If your children need health insurance, they may be eligible for the Oregon Health Plan (OHP). It is open to all children and teens younger than 19, regardless of immigration status, who meet income and other criteria. Trained community partners across the state can help you fill out an application. Visit to find community partners in your area.

Vaccine Awareness-English

Vaccine Awareness Month

Vaccine Awareness-Spanish

Agosto es el Mes Nacional de la Vacunación

Unemployment Updates

As you may know, earlier this summer the Legislative Emergency Board passed a funding measure to help people who are still waiting for employment benefits.  Progress is being made in implementing that measure, and funds should be available soon. I do not have all the details on how individuals can apply for funds, but I do have an update about eligibility: 
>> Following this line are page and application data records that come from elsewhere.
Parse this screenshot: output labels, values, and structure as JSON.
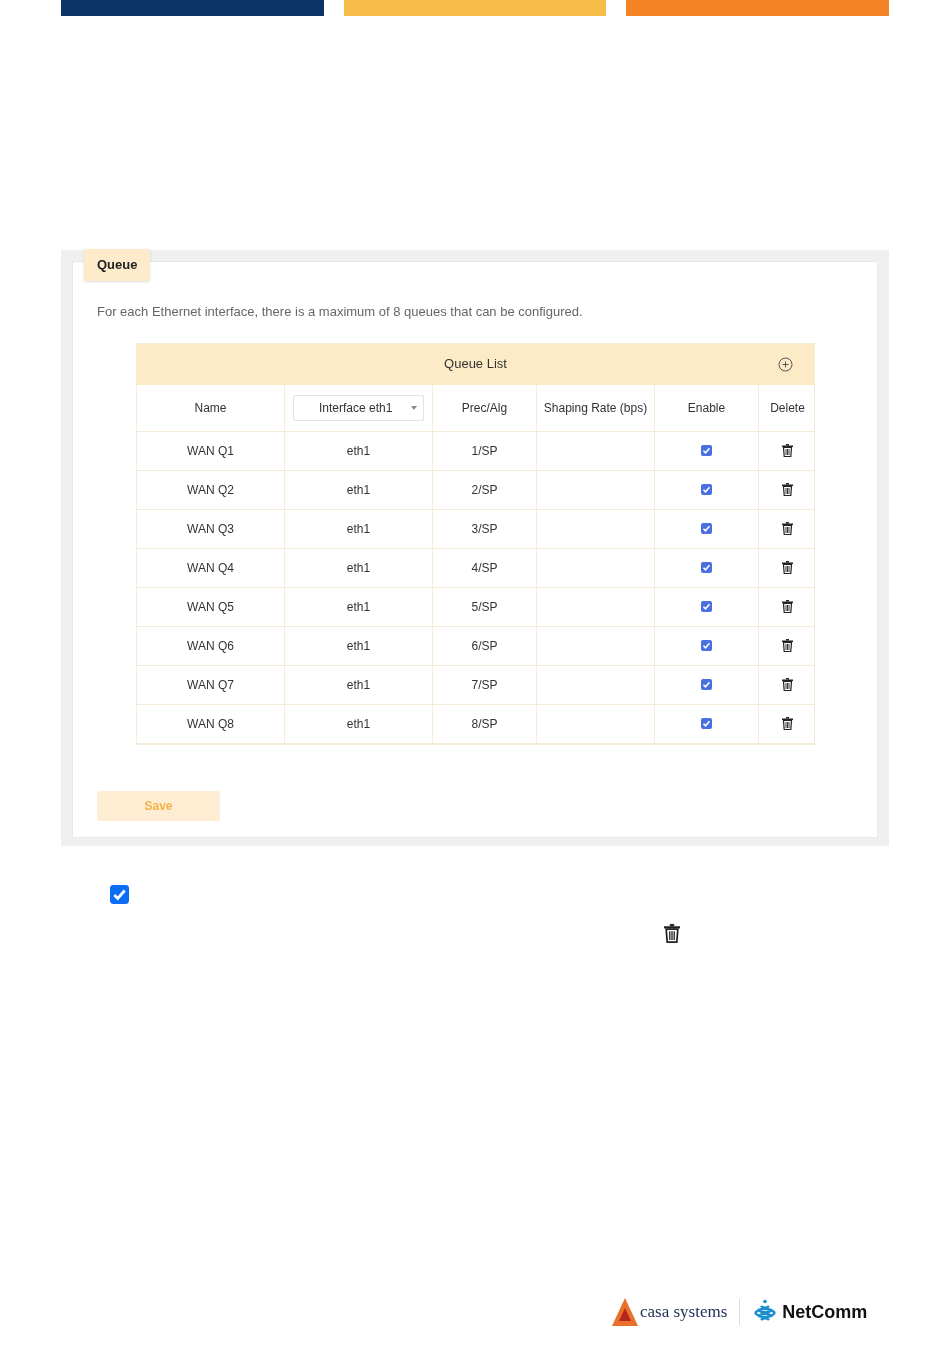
{
  "header_bars": [
    {
      "color": "#0d3466"
    },
    {
      "color": "#f7bb48"
    },
    {
      "color": "#f58426"
    }
  ],
  "panel": {
    "tab": "Queue",
    "description": "For each Ethernet interface, there is a maximum of 8 queues that can be configured.",
    "table": {
      "title": "Queue List",
      "interface_select": "Interface eth1",
      "columns": [
        "Name",
        "Prec/Alg",
        "Shaping Rate (bps)",
        "Enable",
        "Delete"
      ],
      "rows": [
        {
          "name": "WAN Q1",
          "interface": "eth1",
          "prec": "1/SP",
          "enabled": true
        },
        {
          "name": "WAN Q2",
          "interface": "eth1",
          "prec": "2/SP",
          "enabled": true
        },
        {
          "name": "WAN Q3",
          "interface": "eth1",
          "prec": "3/SP",
          "enabled": true
        },
        {
          "name": "WAN Q4",
          "interface": "eth1",
          "prec": "4/SP",
          "enabled": true
        },
        {
          "name": "WAN Q5",
          "interface": "eth1",
          "prec": "5/SP",
          "enabled": true
        },
        {
          "name": "WAN Q6",
          "interface": "eth1",
          "prec": "6/SP",
          "enabled": true
        },
        {
          "name": "WAN Q7",
          "interface": "eth1",
          "prec": "7/SP",
          "enabled": true
        },
        {
          "name": "WAN Q8",
          "interface": "eth1",
          "prec": "8/SP",
          "enabled": true
        }
      ]
    },
    "save_button": "Save"
  },
  "legend": {
    "checkbox_checked": true
  },
  "footer": {
    "logos": [
      "casa systems",
      "NetComm"
    ]
  }
}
To be eligible, a person must:

  1. Be a current resident of Oregon and 18 years or older.
  2. Be able to prove their identity and that they are an in-state resident.
  3. Attest that they are experiencing severe financial hardship due to the Governor’s executive orders 20-07 and/or 20-12 or indirectly due to these orders.
    1. These are the “Stay Home, Save Lives” orders that closed many restaurants and personal services to slow the spread of COVID-19. Many sectors – like personal transportation services – were indirectly affected by the orders and may have resulted in a significant loss of income.
  4. Have earned $4,000/month or less pre-tax prior to their income loss due to COVID-19.
  5. NOT be current on their unemployment payments:
    1. Current simply means they have received all payments for all weeks claimed except for their current claim week. Applicants should count base payments for traditional Unemployment Insurance and the Pandemic Unemployment Assistance program – not the $600 enhanced payment that ended July 31, 2020.
    2. They may be eligible if they never applied for or were denied unemployment or are stuck in adjudication.
    3. They may be eligible if they are not current on unemployment benefits and have since returned to work.

Employment Department Updates: 

OED recently got clarity from the US Department of Labor that they can define “gross earnings” which should help some PUA filers.  Last week the department had a webinar on the topic of “gross earnings” and their new “Benefits While You Wait” program, you can watch that webinar here.  

OED will be holding another Webinar on the PUA “gross earnings” change on Thursday August 13th.  You can register here.

PUA Webinar

Additional Resources

Employers and Employees

Oregon Secretary of State’s business resources can be found at or you can email questions to Education Links

Local Government

Utilities Assistance

Food and Housing Assistance



Oregon Health Authority


View Past Updates, Share and Subscribe: 

If there was COVID-related information in a past newsletter that you want to go back to, but find you’ve deleted it, you can always go to my legislative website (, click on “News and Information,” and you’ll find them all there. You can also share this site with your friends and loved ones, so they can view past newsletters, and subscribe to future updates.  

Susan after Session

It was a super tiring 18 hour day, but I’m proud of the work my colleagues and I accomplished yesterday!

Yours truly,

Representative Susan McLain

Representative Susan McLain
House District 29

email: I phone: 503-986-1429
address: 900 Court St NE, H-376, Salem, OR 97301